For most reporters, appears that this is now a story in which only one side needs to be approached for in-depth quotes.
Yes, there is also a possibility that Catholic officials have decided to refuse all interview requests. However, I am convinced that if this was the case, journalists would be telling us that (with the standard, “A spokesperson for Archbishop Nasty Male declined comment when asked about the courageous work of the brave women who are willing to listen to the voice of Christ Sophia”).
The other day, I took a look some of the pre-event coverage of the ordination of Rosemarie Smead in Louisville, Ky. Now, Reuters has produced a story on the ordination rite itself that is a five-star classic of the genre.
Let’s walk through the top of this story:
LOUISVILLE, Kentucky (Reuters) – In an emotional ceremony filled with tears and applause, a 70-year-old Kentucky woman was ordained a priest on Saturday as part of a dissident group operating outside of official Roman Catholic Church authority.
Where did this rite take place?

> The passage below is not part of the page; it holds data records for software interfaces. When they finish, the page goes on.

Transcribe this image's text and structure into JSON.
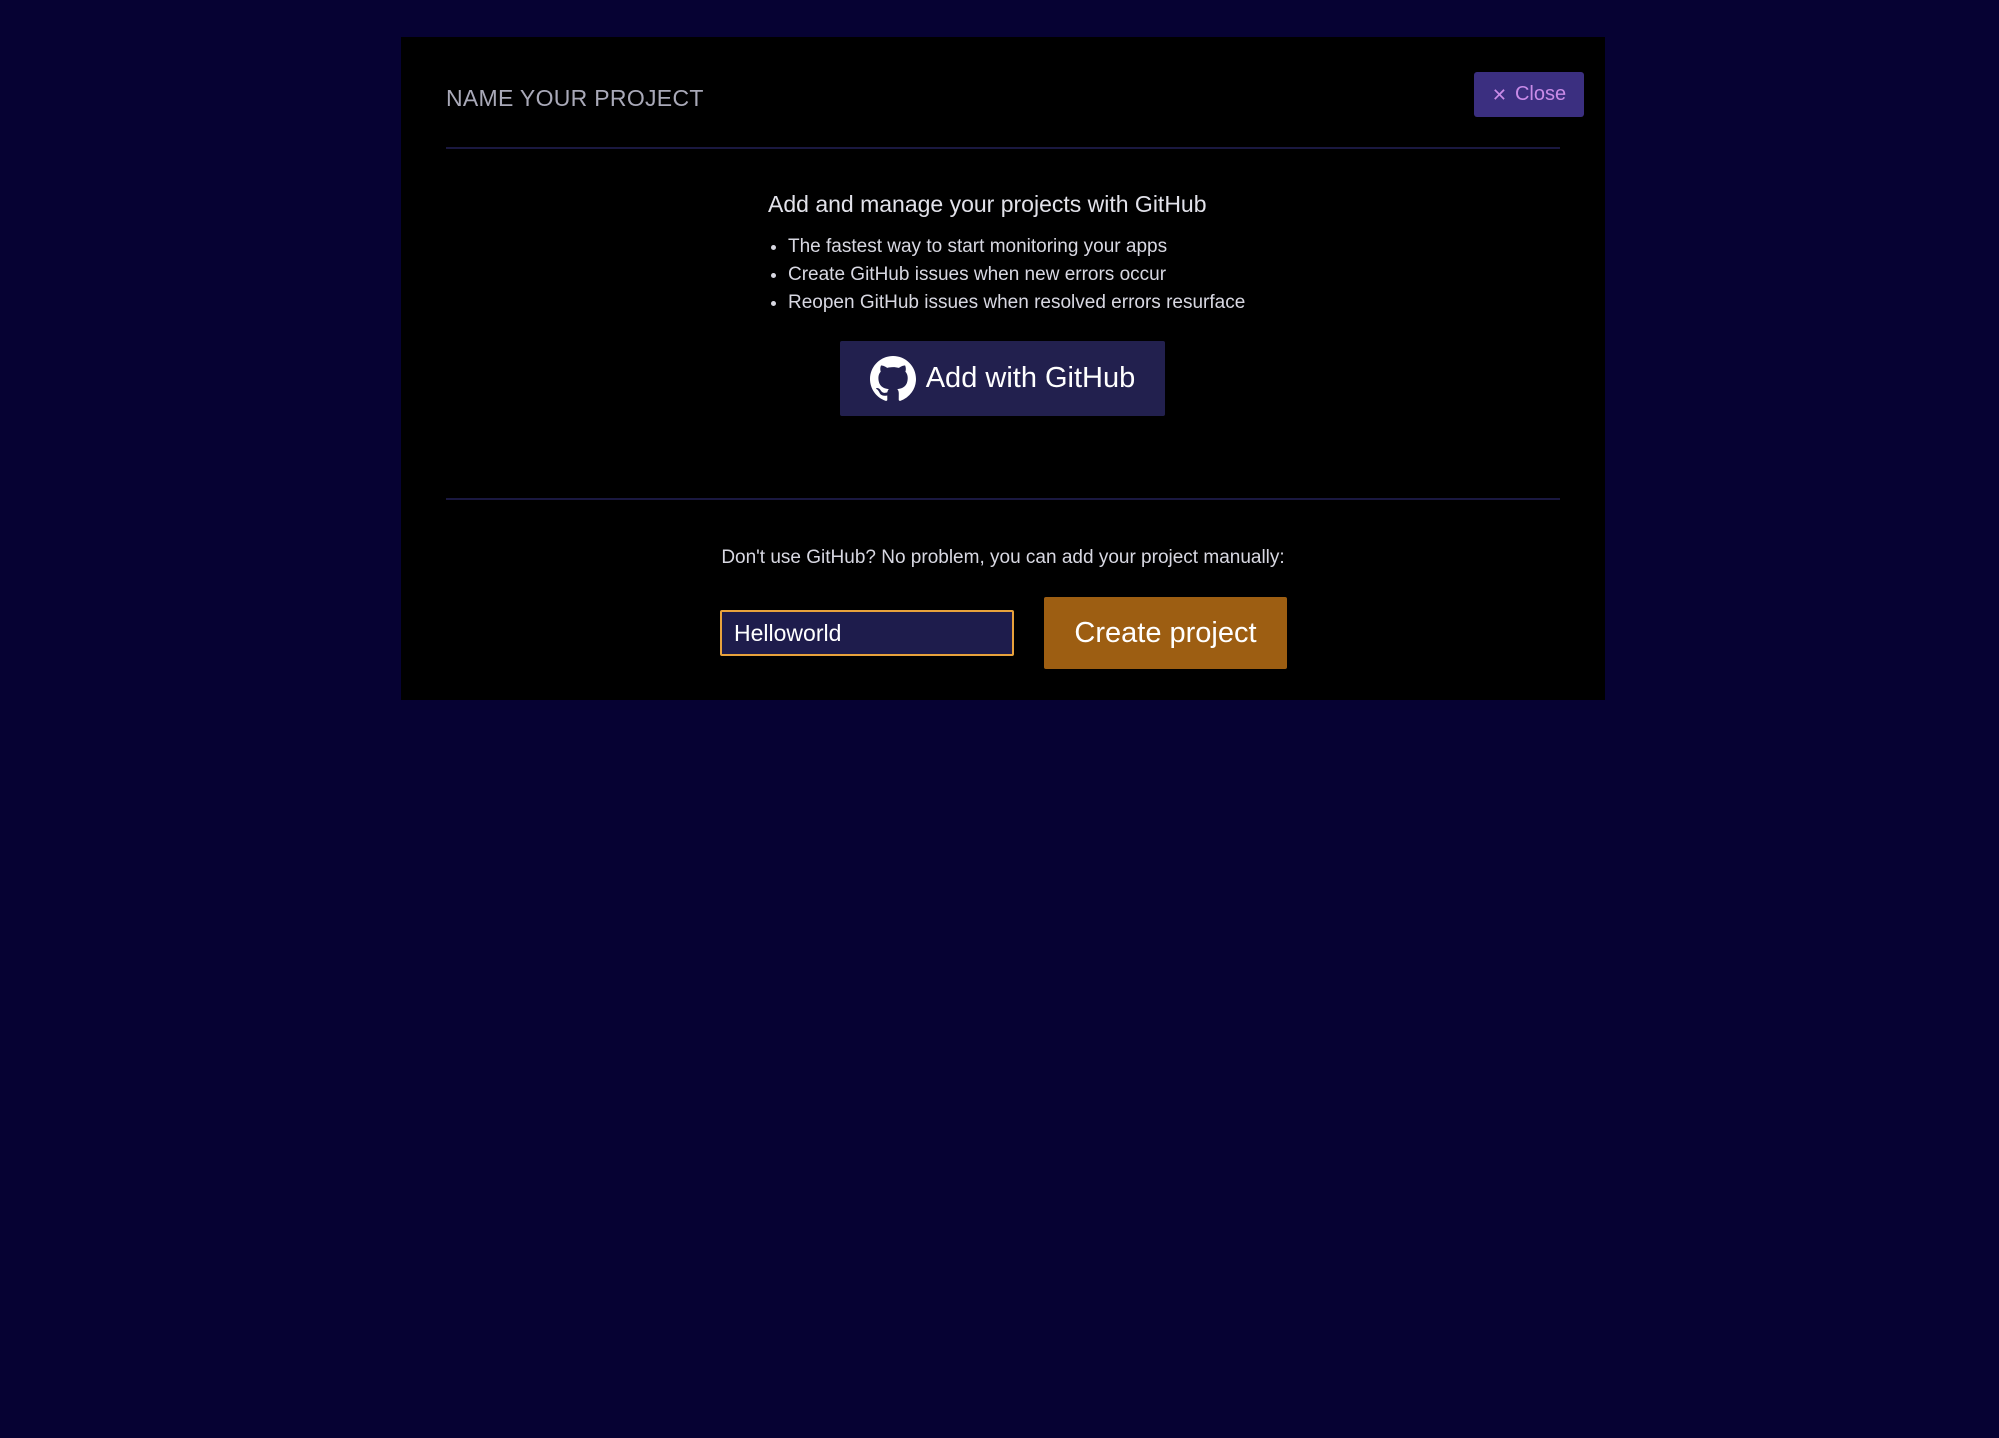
{
  "modal": {
    "title": "NAME YOUR PROJECT",
    "close_label": "Close",
    "close_icon": "close-icon"
  },
  "github": {
    "heading": "Add and manage your projects with GitHub",
    "features": [
      "The fastest way to start monitoring your apps",
      "Create GitHub issues when new errors occur",
      "Reopen GitHub issues when resolved errors resurface"
    ],
    "button_label": "Add with GitHub",
    "button_icon": "github-icon"
  },
  "manual": {
    "text": "Don't use GitHub? No problem, you can add your project manually:",
    "input_value": "Helloworld",
    "create_label": "Create project"
  },
  "colors": {
    "page_background": "#060233",
    "modal_background": "#000000",
    "close_button_background": "#3b2f80",
    "close_button_text": "#c98be8",
    "github_button_background": "#22204e",
    "input_background": "#1e1c4c",
    "input_border": "#e8a23c",
    "create_button_background": "#9d5e12"
  }
}
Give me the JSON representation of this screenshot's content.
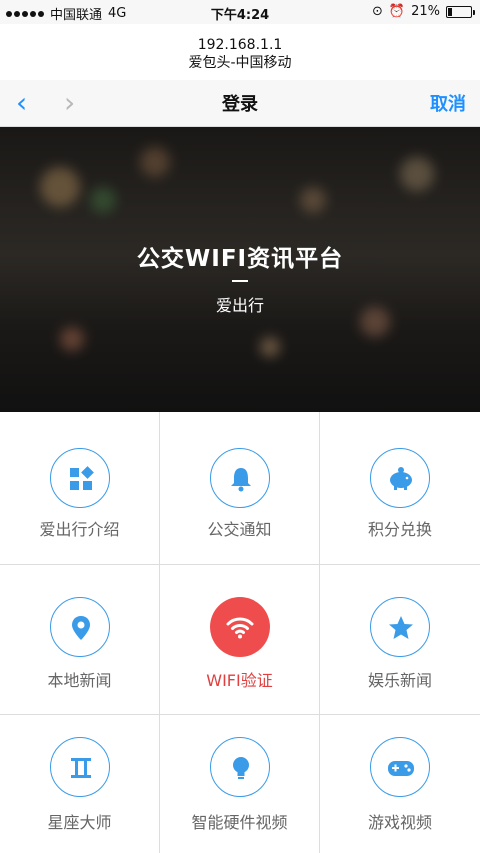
{
  "status": {
    "carrier": "中国联通",
    "network": "4G",
    "time": "下午4:24",
    "battery": "21%",
    "battery_level": 0.21
  },
  "address": {
    "host": "192.168.1.1",
    "site": "爱包头-中国移动"
  },
  "nav": {
    "back": "‹",
    "forward": "›",
    "title": "登录",
    "cancel": "取消"
  },
  "banner": {
    "title": "公交WIFI资讯平台",
    "subtitle": "爱出行"
  },
  "grid": [
    {
      "label": "爱出行介绍",
      "icon": "apps-icon"
    },
    {
      "label": "公交通知",
      "icon": "bell-icon"
    },
    {
      "label": "积分兑换",
      "icon": "piggy-bank-icon"
    },
    {
      "label": "本地新闻",
      "icon": "location-pin-icon"
    },
    {
      "label": "WIFI验证",
      "icon": "wifi-icon"
    },
    {
      "label": "娱乐新闻",
      "icon": "star-icon"
    },
    {
      "label": "星座大师",
      "icon": "gemini-icon"
    },
    {
      "label": "智能硬件视频",
      "icon": "lightbulb-icon"
    },
    {
      "label": "游戏视频",
      "icon": "gamepad-icon"
    }
  ],
  "colors": {
    "accent": "#1e90ff",
    "icon_blue": "#3a9be8",
    "wifi_red": "#ef4d4d"
  }
}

In a liberal Protestant Church. Readers have to dig pretty deep into the story to find that out.
Rosemarie Smead is one of about 150 women around the world who have decided not to wait for the Roman Catholic Church to lift its ban on women priests, but to be ordained and start their own congregations.

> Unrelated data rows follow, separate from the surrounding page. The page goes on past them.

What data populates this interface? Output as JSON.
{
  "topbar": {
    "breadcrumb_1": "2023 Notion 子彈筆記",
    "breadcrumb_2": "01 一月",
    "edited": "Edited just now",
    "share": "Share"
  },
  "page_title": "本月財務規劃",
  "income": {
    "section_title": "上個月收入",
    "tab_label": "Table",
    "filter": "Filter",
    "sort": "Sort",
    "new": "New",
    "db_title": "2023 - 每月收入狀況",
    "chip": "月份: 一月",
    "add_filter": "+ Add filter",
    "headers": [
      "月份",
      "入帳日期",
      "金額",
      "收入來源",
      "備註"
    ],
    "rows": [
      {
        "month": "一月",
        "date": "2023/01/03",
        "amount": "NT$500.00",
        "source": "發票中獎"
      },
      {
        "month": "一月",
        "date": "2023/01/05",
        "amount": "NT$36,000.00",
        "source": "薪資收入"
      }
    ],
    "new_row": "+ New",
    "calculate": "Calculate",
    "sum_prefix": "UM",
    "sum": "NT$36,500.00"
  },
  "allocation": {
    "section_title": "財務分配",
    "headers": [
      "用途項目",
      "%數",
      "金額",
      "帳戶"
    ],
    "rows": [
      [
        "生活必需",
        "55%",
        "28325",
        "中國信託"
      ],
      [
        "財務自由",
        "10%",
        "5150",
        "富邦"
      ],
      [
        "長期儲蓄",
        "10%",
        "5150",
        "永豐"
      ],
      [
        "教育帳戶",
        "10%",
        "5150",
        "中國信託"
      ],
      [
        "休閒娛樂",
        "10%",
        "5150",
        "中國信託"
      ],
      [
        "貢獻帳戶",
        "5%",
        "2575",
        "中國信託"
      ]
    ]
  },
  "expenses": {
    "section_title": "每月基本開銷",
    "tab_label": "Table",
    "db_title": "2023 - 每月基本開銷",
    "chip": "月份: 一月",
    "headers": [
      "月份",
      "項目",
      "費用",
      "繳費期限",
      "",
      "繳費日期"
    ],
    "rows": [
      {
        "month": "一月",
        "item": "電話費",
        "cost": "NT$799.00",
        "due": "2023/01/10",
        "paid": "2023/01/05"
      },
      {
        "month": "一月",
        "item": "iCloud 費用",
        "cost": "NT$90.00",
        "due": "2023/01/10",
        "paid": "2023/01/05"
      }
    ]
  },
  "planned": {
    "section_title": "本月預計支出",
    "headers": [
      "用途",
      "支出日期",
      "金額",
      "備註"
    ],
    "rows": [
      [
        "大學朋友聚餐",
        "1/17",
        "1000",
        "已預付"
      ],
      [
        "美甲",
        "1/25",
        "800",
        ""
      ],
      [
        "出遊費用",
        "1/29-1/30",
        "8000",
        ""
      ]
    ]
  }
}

Another interesting feature of this report: The Reuters team somehow managed to avoid using the actual name of the movement behind the event — Womenpriests. The implication is that these are dissident Catholic churches, not fledgling parishes in a separate movement. This is implied, of course, in the lede with the “operating outside of official Roman Catholic Church authority” language. But why not use the actual name of this schismatic movement?
Later on, readers are told:
The ordination of women as priests, along with the issues of married priests and birth control, represents one of the big divides between U.S. Catholics and the Vatican hierarchy. Seventy percent of U.S. Catholics believe that women should be allowed to be priests, according to a New York Times/CBS News poll earlier this year.
And who are these “American Catholics”? Might they be Catholics on the fringe of the church? The key number, of course, would be the number of PRACTICING American Catholics who are in favor of changing church doctrines on the priesthood. They are out there, but much smaller in number.
Now it is time, as usual, to quote several pieces of paper representing the views of the church establishment:
The former pope, Benedict XVI, reaffirmed the Catholic Church’s ban on women priests and warned that he would not tolerate disobedience by clerics on fundamental teachings. Male priests have been stripped of their holy orders for participating in ordination ceremonies for women.
In a statement last week, Louisville Archbishop Joseph E. Kurtz called the planned ceremony by the Association of Roman Catholic Women Priests a “simulated ordination” in opposition to Catholic teaching.
“The simulation of a sacrament carries very serious penal sanctions in Church law, and Catholics should not support or participate in Saturday’s event,” Kurtz said.
And what about this church traditions involved in this issue? What does church history say?